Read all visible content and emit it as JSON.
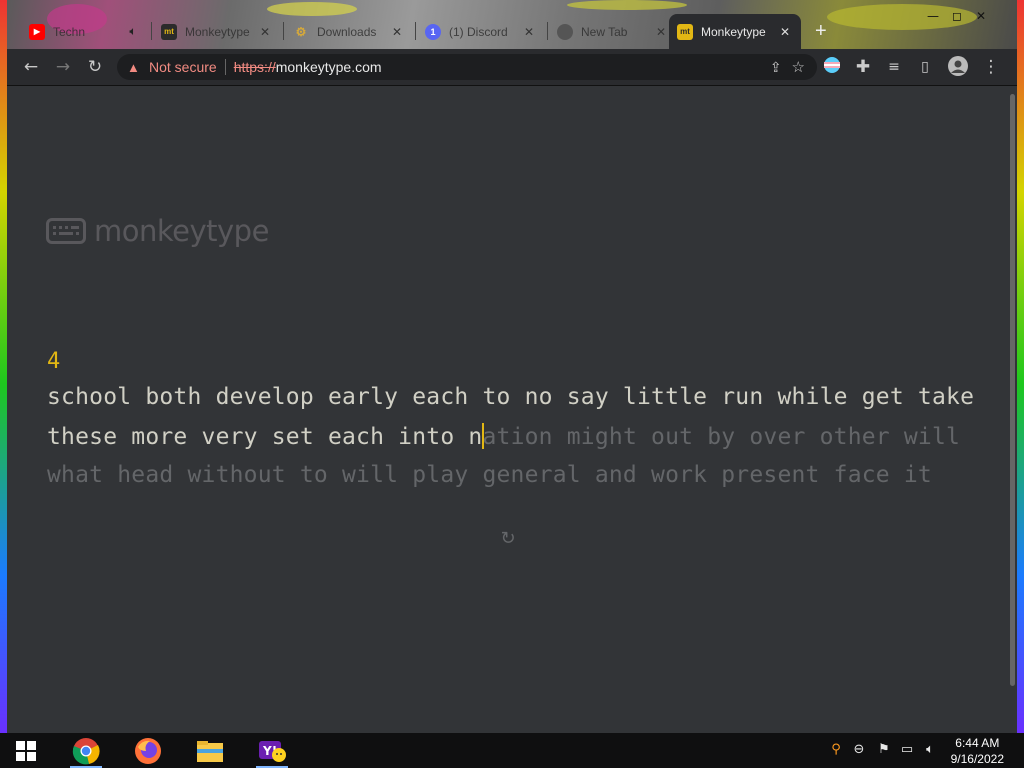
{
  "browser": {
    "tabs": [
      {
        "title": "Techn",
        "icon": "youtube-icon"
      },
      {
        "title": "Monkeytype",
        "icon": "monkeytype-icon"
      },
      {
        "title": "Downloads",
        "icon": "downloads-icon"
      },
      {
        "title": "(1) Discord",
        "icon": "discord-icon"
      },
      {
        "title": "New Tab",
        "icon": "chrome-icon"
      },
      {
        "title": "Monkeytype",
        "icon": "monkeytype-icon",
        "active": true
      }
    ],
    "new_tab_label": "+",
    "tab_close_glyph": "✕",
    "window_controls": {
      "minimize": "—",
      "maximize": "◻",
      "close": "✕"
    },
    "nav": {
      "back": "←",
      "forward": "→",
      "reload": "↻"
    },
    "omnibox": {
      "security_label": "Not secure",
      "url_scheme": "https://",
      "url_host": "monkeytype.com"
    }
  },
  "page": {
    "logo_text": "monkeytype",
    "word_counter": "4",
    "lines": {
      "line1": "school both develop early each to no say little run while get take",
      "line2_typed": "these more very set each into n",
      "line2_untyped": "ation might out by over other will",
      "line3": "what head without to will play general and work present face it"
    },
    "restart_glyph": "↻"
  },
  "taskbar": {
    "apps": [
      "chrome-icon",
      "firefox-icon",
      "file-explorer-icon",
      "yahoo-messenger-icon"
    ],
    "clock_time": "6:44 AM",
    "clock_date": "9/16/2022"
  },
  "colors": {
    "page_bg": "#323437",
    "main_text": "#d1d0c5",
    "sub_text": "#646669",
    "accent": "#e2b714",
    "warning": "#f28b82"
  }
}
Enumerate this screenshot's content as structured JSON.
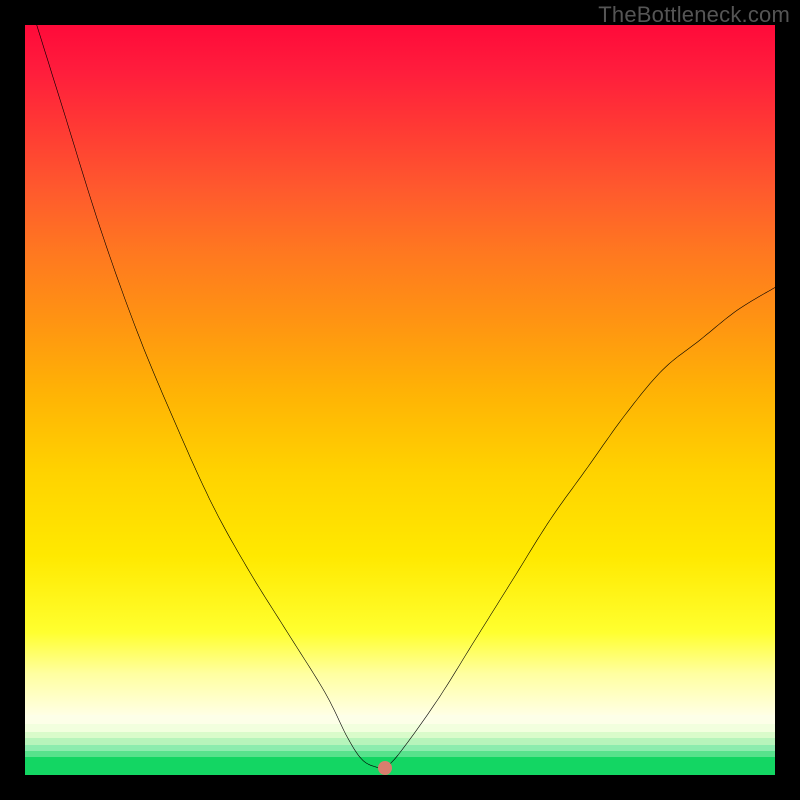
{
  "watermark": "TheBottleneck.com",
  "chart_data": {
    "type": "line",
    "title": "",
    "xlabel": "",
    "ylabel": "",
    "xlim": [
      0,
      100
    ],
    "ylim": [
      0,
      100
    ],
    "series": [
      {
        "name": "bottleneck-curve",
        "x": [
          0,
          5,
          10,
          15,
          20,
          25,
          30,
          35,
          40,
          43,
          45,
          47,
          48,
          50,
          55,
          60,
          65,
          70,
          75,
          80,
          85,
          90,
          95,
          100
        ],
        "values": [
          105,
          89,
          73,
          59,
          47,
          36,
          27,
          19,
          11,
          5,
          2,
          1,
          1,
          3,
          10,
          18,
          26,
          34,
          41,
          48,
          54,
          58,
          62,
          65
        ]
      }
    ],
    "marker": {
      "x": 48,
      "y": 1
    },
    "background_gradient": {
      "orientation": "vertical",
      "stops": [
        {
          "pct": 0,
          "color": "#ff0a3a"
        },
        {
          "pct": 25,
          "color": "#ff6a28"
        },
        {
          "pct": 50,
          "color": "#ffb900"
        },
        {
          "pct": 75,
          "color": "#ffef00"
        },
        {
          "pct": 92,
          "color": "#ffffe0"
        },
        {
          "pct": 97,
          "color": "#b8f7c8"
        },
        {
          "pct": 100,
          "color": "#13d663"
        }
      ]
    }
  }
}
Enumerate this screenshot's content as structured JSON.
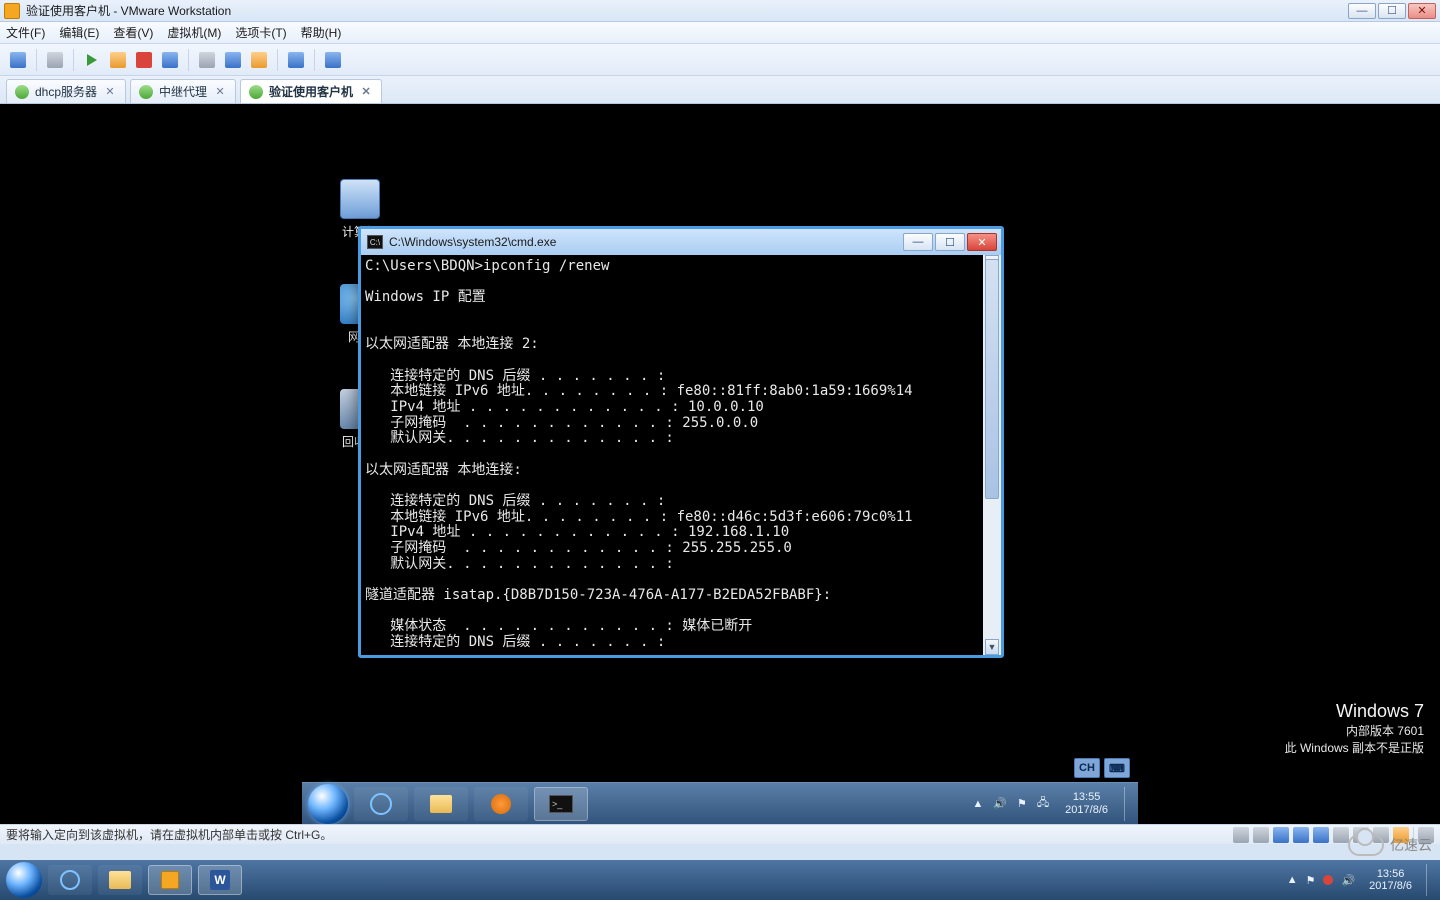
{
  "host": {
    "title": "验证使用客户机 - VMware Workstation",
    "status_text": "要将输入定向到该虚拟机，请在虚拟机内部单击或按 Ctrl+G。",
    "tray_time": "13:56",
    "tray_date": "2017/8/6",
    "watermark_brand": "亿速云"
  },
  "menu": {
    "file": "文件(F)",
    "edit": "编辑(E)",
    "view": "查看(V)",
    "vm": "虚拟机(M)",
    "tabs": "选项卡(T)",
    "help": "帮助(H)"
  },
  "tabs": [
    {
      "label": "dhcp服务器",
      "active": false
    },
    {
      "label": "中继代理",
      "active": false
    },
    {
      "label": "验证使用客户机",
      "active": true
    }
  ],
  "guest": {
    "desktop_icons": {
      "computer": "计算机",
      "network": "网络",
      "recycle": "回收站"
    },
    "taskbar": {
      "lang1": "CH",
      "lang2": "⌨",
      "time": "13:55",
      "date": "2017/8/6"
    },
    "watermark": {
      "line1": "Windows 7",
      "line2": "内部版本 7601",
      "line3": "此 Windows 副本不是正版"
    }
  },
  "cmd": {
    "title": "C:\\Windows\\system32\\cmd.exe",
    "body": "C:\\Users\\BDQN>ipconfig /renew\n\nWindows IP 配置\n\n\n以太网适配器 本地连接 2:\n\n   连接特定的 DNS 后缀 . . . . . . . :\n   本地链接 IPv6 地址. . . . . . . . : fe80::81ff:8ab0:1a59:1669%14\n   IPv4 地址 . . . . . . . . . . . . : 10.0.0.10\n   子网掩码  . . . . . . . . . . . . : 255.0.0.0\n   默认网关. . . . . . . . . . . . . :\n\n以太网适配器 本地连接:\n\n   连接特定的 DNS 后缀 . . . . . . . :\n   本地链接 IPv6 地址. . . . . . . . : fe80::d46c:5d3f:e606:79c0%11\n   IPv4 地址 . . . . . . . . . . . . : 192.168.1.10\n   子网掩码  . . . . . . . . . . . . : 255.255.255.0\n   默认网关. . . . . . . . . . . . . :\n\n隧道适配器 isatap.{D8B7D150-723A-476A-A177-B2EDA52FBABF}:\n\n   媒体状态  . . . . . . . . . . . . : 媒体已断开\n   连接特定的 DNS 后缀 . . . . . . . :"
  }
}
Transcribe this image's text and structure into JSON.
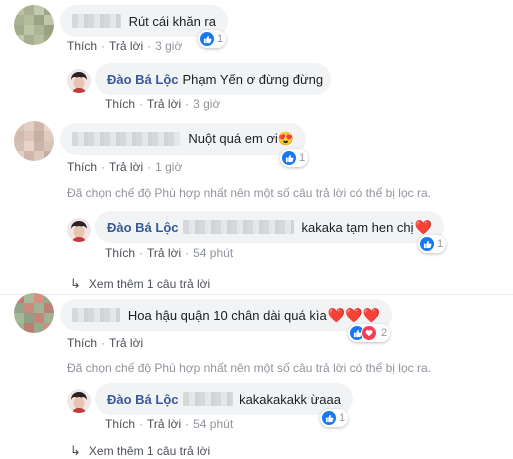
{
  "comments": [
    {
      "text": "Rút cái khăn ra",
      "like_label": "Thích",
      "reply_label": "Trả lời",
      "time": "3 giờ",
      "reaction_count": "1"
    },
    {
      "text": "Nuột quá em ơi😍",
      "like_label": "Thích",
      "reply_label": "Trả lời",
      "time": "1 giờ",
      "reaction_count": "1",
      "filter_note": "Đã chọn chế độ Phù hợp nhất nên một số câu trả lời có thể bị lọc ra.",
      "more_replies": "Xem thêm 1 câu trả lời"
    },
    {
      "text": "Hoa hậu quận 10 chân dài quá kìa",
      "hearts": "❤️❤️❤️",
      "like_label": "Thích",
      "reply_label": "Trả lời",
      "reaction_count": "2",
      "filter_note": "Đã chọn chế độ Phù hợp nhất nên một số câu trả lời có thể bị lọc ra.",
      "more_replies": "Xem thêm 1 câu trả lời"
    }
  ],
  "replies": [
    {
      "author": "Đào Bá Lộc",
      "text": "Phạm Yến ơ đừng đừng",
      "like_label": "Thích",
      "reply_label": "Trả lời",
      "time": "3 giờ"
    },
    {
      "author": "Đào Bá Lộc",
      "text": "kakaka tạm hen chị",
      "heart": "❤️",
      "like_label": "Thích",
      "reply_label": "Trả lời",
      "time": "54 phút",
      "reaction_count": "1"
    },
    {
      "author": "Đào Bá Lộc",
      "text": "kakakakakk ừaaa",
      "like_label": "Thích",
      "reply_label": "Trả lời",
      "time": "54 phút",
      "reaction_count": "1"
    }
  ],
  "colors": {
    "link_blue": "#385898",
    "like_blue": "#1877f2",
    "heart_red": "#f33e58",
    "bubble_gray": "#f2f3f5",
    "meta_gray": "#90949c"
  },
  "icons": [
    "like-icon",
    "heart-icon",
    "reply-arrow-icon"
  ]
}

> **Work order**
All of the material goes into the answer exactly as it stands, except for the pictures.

> **Solution to this exercise**
Read all visible content and emit it as JSON.
{
  "browser": {
    "tabs": [
      {
        "title": "Techn",
        "icon": "youtube-icon"
      },
      {
        "title": "Monkeytype",
        "icon": "monkeytype-icon"
      },
      {
        "title": "Downloads",
        "icon": "downloads-icon"
      },
      {
        "title": "(1) Discord",
        "icon": "discord-icon"
      },
      {
        "title": "New Tab",
        "icon": "chrome-icon"
      },
      {
        "title": "Monkeytype",
        "icon": "monkeytype-icon",
        "active": true
      }
    ],
    "new_tab_label": "+",
    "tab_close_glyph": "✕",
    "window_controls": {
      "minimize": "—",
      "maximize": "◻",
      "close": "✕"
    },
    "nav": {
      "back": "←",
      "forward": "→",
      "reload": "↻"
    },
    "omnibox": {
      "security_label": "Not secure",
      "url_scheme": "https://",
      "url_host": "monkeytype.com"
    }
  },
  "page": {
    "logo_text": "monkeytype",
    "word_counter": "4",
    "lines": {
      "line1": "school both develop early each to no say little run while get take",
      "line2_typed": "these more very set each into n",
      "line2_untyped": "ation might out by over other will",
      "line3": "what head without to will play general and work present face it"
    },
    "restart_glyph": "↻"
  },
  "taskbar": {
    "apps": [
      "chrome-icon",
      "firefox-icon",
      "file-explorer-icon",
      "yahoo-messenger-icon"
    ],
    "clock_time": "6:44 AM",
    "clock_date": "9/16/2022"
  },
  "colors": {
    "page_bg": "#323437",
    "main_text": "#d1d0c5",
    "sub_text": "#646669",
    "accent": "#e2b714",
    "warning": "#f28b82"
  }
}
Enumerate this screenshot's content as structured JSON.
{
  "watermark": "TheBottleneck.com",
  "chart_data": {
    "type": "line",
    "title": "",
    "xlabel": "",
    "ylabel": "",
    "xlim": [
      0,
      100
    ],
    "ylim": [
      0,
      100
    ],
    "series": [
      {
        "name": "bottleneck-curve",
        "x": [
          0,
          5,
          10,
          15,
          20,
          25,
          30,
          35,
          40,
          43,
          45,
          47,
          48,
          50,
          55,
          60,
          65,
          70,
          75,
          80,
          85,
          90,
          95,
          100
        ],
        "values": [
          105,
          89,
          73,
          59,
          47,
          36,
          27,
          19,
          11,
          5,
          2,
          1,
          1,
          3,
          10,
          18,
          26,
          34,
          41,
          48,
          54,
          58,
          62,
          65
        ]
      }
    ],
    "marker": {
      "x": 48,
      "y": 1
    },
    "background_gradient": {
      "orientation": "vertical",
      "stops": [
        {
          "pct": 0,
          "color": "#ff0a3a"
        },
        {
          "pct": 25,
          "color": "#ff6a28"
        },
        {
          "pct": 50,
          "color": "#ffb900"
        },
        {
          "pct": 75,
          "color": "#ffef00"
        },
        {
          "pct": 92,
          "color": "#ffffe0"
        },
        {
          "pct": 97,
          "color": "#b8f7c8"
        },
        {
          "pct": 100,
          "color": "#13d663"
        }
      ]
    }
  }
}
Enumerate this screenshot's content as structured JSON.
{
  "host": {
    "title": "验证使用客户机 - VMware Workstation",
    "status_text": "要将输入定向到该虚拟机，请在虚拟机内部单击或按 Ctrl+G。",
    "tray_time": "13:56",
    "tray_date": "2017/8/6",
    "watermark_brand": "亿速云"
  },
  "menu": {
    "file": "文件(F)",
    "edit": "编辑(E)",
    "view": "查看(V)",
    "vm": "虚拟机(M)",
    "tabs": "选项卡(T)",
    "help": "帮助(H)"
  },
  "tabs": [
    {
      "label": "dhcp服务器",
      "active": false
    },
    {
      "label": "中继代理",
      "active": false
    },
    {
      "label": "验证使用客户机",
      "active": true
    }
  ],
  "guest": {
    "desktop_icons": {
      "computer": "计算机",
      "network": "网络",
      "recycle": "回收站"
    },
    "taskbar": {
      "lang1": "CH",
      "lang2": "⌨",
      "time": "13:55",
      "date": "2017/8/6"
    },
    "watermark": {
      "line1": "Windows 7",
      "line2": "内部版本 7601",
      "line3": "此 Windows 副本不是正版"
    }
  },
  "cmd": {
    "title": "C:\\Windows\\system32\\cmd.exe",
    "body": "C:\\Users\\BDQN>ipconfig /renew\n\nWindows IP 配置\n\n\n以太网适配器 本地连接 2:\n\n   连接特定的 DNS 后缀 . . . . . . . :\n   本地链接 IPv6 地址. . . . . . . . : fe80::81ff:8ab0:1a59:1669%14\n   IPv4 地址 . . . . . . . . . . . . : 10.0.0.10\n   子网掩码  . . . . . . . . . . . . : 255.0.0.0\n   默认网关. . . . . . . . . . . . . :\n\n以太网适配器 本地连接:\n\n   连接特定的 DNS 后缀 . . . . . . . :\n   本地链接 IPv6 地址. . . . . . . . : fe80::d46c:5d3f:e606:79c0%11\n   IPv4 地址 . . . . . . . . . . . . : 192.168.1.10\n   子网掩码  . . . . . . . . . . . . : 255.255.255.0\n   默认网关. . . . . . . . . . . . . :\n\n隧道适配器 isatap.{D8B7D150-723A-476A-A177-B2EDA52FBABF}:\n\n   媒体状态  . . . . . . . . . . . . : 媒体已断开\n   连接特定的 DNS 后缀 . . . . . . . :"
  }
}
Transcribe this image's text and structure into JSON.
{
  "comments": [
    {
      "text": "Rút cái khăn ra",
      "like_label": "Thích",
      "reply_label": "Trả lời",
      "time": "3 giờ",
      "reaction_count": "1"
    },
    {
      "text": "Nuột quá em ơi😍",
      "like_label": "Thích",
      "reply_label": "Trả lời",
      "time": "1 giờ",
      "reaction_count": "1",
      "filter_note": "Đã chọn chế độ Phù hợp nhất nên một số câu trả lời có thể bị lọc ra.",
      "more_replies": "Xem thêm 1 câu trả lời"
    },
    {
      "text": "Hoa hậu quận 10 chân dài quá kìa",
      "hearts": "❤️❤️❤️",
      "like_label": "Thích",
      "reply_label": "Trả lời",
      "reaction_count": "2",
      "filter_note": "Đã chọn chế độ Phù hợp nhất nên một số câu trả lời có thể bị lọc ra.",
      "more_replies": "Xem thêm 1 câu trả lời"
    }
  ],
  "replies": [
    {
      "author": "Đào Bá Lộc",
      "text": "Phạm Yến ơ đừng đừng",
      "like_label": "Thích",
      "reply_label": "Trả lời",
      "time": "3 giờ"
    },
    {
      "author": "Đào Bá Lộc",
      "text": "kakaka tạm hen chị",
      "heart": "❤️",
      "like_label": "Thích",
      "reply_label": "Trả lời",
      "time": "54 phút",
      "reaction_count": "1"
    },
    {
      "author": "Đào Bá Lộc",
      "text": "kakakakakk ừaaa",
      "like_label": "Thích",
      "reply_label": "Trả lời",
      "time": "54 phút",
      "reaction_count": "1"
    }
  ],
  "colors": {
    "link_blue": "#385898",
    "like_blue": "#1877f2",
    "heart_red": "#f33e58",
    "bubble_gray": "#f2f3f5",
    "meta_gray": "#90949c"
  },
  "icons": [
    "like-icon",
    "heart-icon",
    "reply-arrow-icon"
  ]
}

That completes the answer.